Exercise instructions -
Using the records below, give the number of lines where the string "icon" shows up. Add nothing to it.

Website and app data records -
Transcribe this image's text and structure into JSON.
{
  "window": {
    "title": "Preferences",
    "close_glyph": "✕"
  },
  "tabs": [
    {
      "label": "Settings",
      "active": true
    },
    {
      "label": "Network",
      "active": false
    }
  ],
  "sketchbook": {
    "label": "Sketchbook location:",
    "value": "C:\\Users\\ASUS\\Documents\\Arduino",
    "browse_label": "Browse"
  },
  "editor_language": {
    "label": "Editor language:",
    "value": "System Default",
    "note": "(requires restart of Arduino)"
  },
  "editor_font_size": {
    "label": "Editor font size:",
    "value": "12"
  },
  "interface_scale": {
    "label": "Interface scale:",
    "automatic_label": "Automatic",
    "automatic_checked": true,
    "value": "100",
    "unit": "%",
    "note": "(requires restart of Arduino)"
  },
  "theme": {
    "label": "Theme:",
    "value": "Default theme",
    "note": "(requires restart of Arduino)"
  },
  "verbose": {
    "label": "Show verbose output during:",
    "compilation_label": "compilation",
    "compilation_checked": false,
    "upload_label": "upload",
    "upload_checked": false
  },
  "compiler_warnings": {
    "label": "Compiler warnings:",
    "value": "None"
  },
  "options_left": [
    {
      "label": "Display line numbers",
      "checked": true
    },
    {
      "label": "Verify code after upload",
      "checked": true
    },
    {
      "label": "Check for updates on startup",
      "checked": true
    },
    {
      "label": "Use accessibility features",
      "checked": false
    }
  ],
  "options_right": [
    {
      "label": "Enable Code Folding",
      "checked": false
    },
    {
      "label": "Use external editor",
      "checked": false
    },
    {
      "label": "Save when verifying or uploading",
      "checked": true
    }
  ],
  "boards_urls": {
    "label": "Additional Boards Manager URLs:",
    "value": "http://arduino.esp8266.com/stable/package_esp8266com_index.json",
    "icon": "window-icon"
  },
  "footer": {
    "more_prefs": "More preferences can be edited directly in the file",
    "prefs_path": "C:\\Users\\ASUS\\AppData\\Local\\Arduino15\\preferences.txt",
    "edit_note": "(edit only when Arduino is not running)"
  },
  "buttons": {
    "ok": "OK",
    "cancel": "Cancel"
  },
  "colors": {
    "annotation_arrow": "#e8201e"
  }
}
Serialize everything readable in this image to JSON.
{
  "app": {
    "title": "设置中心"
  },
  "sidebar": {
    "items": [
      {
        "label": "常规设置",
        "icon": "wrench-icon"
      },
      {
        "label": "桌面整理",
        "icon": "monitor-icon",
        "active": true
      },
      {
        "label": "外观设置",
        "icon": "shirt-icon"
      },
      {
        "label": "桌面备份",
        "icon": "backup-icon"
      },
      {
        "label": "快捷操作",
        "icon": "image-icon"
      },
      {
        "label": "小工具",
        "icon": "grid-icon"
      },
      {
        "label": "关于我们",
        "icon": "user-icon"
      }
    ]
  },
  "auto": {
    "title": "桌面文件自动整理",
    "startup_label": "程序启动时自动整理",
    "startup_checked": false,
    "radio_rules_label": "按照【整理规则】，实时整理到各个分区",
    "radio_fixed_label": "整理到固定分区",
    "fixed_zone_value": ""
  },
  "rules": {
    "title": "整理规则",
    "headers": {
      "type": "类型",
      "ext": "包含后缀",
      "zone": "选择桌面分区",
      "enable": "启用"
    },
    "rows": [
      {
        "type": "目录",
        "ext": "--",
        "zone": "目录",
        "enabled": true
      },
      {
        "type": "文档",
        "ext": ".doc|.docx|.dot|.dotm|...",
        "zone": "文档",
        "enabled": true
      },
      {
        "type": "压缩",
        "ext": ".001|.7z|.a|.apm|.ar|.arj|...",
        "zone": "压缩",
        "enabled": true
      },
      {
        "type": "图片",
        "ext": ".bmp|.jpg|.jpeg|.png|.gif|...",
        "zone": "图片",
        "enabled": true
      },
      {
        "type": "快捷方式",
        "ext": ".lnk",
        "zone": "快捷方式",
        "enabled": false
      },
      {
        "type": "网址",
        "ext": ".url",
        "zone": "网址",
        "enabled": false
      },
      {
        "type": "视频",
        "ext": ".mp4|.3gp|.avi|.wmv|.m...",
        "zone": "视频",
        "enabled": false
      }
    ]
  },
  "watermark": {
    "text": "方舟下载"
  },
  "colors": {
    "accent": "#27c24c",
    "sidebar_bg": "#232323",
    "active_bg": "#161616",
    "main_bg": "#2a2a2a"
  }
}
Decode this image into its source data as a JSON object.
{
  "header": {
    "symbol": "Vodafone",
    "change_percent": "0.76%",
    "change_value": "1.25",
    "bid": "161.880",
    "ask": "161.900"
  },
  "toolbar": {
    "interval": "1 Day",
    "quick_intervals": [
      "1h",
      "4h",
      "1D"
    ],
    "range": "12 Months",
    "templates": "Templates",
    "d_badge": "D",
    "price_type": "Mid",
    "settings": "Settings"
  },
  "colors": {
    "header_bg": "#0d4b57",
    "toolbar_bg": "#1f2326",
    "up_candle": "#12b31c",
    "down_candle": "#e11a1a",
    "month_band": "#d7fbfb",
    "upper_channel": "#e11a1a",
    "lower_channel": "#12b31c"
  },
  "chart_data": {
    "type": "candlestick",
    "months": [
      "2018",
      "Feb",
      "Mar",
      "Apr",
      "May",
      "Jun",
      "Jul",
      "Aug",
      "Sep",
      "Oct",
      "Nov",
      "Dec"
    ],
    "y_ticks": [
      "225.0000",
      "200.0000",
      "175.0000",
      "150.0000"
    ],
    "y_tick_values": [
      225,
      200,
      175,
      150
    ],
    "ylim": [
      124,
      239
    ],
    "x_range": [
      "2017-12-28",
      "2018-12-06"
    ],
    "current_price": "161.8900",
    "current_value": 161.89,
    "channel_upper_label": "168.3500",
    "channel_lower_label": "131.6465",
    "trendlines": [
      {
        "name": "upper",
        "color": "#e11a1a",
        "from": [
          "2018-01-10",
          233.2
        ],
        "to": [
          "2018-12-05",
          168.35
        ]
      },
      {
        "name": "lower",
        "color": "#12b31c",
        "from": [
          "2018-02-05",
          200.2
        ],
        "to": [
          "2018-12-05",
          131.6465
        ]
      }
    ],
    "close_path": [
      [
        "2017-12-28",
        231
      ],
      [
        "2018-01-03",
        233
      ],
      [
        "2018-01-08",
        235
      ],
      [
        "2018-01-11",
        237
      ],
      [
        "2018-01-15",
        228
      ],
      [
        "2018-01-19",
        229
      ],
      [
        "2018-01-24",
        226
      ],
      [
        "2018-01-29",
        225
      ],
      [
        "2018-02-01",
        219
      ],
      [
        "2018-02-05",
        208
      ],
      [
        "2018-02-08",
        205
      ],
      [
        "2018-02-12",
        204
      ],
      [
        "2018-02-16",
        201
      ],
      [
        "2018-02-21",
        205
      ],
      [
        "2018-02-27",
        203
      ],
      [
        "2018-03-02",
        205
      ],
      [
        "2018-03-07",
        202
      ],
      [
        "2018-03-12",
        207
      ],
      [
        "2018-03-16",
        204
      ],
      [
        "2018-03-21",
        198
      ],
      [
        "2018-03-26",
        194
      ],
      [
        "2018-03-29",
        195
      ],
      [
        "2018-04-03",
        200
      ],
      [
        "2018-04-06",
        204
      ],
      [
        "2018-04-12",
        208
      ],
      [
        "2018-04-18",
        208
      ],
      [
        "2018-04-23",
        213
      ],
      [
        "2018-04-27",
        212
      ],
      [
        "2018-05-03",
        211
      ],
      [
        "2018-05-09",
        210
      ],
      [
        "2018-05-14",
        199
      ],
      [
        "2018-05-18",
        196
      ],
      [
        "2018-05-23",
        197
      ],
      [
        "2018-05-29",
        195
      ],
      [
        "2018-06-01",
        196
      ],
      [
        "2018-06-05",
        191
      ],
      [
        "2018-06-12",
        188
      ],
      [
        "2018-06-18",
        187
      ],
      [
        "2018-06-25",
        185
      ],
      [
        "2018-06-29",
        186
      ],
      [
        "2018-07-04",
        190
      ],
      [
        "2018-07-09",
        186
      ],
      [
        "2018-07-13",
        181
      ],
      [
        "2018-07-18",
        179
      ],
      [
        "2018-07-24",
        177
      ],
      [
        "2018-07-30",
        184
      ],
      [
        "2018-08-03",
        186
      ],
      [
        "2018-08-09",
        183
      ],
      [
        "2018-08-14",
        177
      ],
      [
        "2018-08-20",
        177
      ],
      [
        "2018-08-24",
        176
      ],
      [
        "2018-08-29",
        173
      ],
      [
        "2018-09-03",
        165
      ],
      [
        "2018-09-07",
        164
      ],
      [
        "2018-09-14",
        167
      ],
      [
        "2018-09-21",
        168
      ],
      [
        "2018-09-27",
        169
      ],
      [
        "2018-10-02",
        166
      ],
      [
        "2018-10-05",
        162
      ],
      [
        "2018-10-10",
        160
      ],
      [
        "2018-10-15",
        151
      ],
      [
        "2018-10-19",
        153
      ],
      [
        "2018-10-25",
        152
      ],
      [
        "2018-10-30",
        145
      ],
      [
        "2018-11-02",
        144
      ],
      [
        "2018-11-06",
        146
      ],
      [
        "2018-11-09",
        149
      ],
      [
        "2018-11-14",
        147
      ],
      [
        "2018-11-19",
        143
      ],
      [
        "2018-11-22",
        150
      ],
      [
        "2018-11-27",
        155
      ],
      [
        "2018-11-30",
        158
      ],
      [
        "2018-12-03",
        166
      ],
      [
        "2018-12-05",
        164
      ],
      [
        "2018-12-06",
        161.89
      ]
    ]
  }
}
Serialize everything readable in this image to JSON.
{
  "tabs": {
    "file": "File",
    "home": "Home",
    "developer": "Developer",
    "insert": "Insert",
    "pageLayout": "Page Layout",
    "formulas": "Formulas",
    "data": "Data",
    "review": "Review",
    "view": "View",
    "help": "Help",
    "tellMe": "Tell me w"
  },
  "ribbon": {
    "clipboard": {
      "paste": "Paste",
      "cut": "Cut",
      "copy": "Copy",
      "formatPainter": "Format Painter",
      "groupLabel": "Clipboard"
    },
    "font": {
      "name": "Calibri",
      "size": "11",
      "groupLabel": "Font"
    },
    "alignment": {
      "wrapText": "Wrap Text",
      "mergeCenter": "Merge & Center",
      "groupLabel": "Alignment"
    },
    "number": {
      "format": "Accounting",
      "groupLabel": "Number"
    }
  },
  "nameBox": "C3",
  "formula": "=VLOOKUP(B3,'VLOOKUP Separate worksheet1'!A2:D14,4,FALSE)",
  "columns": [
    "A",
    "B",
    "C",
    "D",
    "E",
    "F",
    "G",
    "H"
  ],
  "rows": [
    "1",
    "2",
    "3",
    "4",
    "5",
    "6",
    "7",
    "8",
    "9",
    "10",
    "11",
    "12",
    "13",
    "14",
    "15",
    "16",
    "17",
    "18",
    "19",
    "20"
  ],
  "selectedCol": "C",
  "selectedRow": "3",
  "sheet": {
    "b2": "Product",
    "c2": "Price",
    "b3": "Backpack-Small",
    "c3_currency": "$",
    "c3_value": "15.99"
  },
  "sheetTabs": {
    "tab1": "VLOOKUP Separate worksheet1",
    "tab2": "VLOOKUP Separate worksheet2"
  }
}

Answer section -
8